* [Collection entries]:
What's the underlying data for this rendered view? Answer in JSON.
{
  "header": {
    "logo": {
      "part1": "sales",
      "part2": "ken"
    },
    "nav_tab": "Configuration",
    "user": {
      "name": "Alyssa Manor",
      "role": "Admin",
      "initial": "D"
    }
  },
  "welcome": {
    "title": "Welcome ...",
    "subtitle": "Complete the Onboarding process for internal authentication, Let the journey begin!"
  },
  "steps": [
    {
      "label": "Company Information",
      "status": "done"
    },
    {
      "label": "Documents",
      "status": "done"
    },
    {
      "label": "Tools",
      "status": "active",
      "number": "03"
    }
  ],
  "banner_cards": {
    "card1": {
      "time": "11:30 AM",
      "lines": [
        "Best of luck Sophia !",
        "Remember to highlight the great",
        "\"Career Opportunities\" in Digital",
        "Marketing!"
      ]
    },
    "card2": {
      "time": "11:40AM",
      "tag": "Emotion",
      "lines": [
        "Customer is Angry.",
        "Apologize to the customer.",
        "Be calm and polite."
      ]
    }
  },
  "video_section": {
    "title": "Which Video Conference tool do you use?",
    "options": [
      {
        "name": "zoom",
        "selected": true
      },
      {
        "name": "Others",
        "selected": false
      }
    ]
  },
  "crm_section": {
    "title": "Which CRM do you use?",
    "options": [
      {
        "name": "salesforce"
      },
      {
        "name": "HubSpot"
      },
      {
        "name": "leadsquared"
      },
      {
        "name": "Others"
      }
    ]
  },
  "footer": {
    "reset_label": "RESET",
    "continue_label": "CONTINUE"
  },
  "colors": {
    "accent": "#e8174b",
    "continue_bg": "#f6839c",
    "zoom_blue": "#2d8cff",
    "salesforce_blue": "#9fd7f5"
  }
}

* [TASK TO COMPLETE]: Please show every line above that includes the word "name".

* [RESPONSE AREA]:
      "name": "Alyssa Manor",
        "name": "zoom",
        "name": "Others",
        "name": "salesforce"
        "name": "HubSpot"
        "name": "leadsquared"
        "name": "Others"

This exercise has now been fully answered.